Page updated 18th September 2020 – You can read the response Hilary has now had from the Minister of State for School Standards about this issue here https://www.hilarybennmp.com/wp-content/uploads/sites/285/2020/06/2020-0032098-Rt-Hon-Hilary-Benn-MP-signed-response.pdf
I have been contacted by many constituents about Black British history in the national curriculum following the brutal killing of George Floyd in the USA.
I agree that schools need to teach children about Black British history. It is vital that future generations here in Leeds and across the country learn about the role that Black Britons have played in our country’s story and in the struggle for racial equality, not least because understanding the breadth of our history is crucial to tackling the injustices and racism in our society and around the world that persist today.

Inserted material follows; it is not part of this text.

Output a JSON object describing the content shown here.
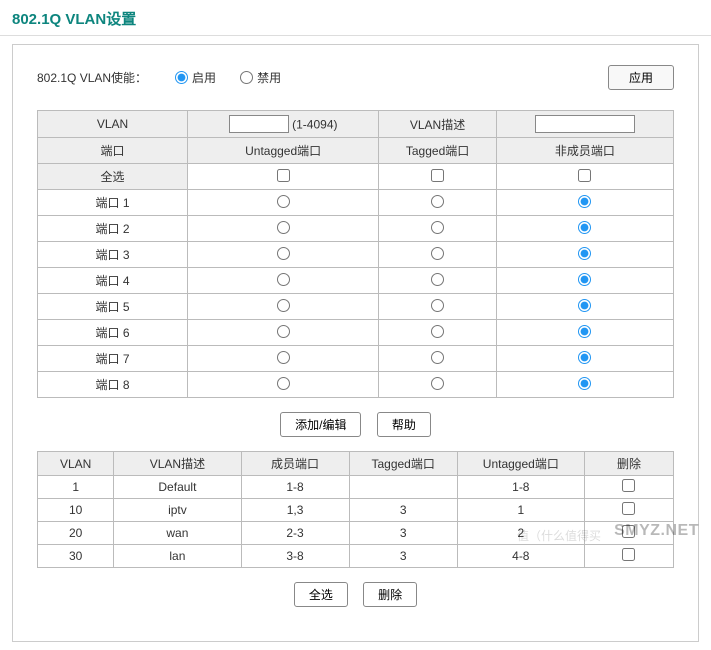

The Black Curriculum initiative published a report in January 2020 on Black British History in the National Curriculum. It explores how the “current History National Curriculum systematically omits the contribution of Black British history in favour of a dominant White, Eurocentric curriculum that fails to reflect our multi ethnic and broadly diverse society”. I am also aware that the Runnymede Trust has said, “the way history is taught in our schools often fails to include Black British histories, and broader British histories of empire and migration”.
The Government has recently stated that it “believes teachers should be able to use their own knowledge and expertise to determine how they teach their pupils, and to make choices about what they teach. As part of a broad and balanced curriculum, pupils should be taught about different societies, and how different groups have contributed to the development of Britain, and this can include the voices and experience of Black people.”
I am concerned that what is taught in schools has been narrowed in recent years, whereas every child should have the opportunity to enjoy a wide-ranging, accurate and reflective curriculum. The Government must therefore now improve the teaching of Black British history and the history of the British Empire, colonialism and slavery, to help ensure that their legacy is more widely understood across the country. It should support an Emancipation Educational Trust, aimed at educating future generations about slavery and the struggle for emancipation. And I hope that the Education Secretary will meet with those who are campaigning for these changes
MP for Leeds Central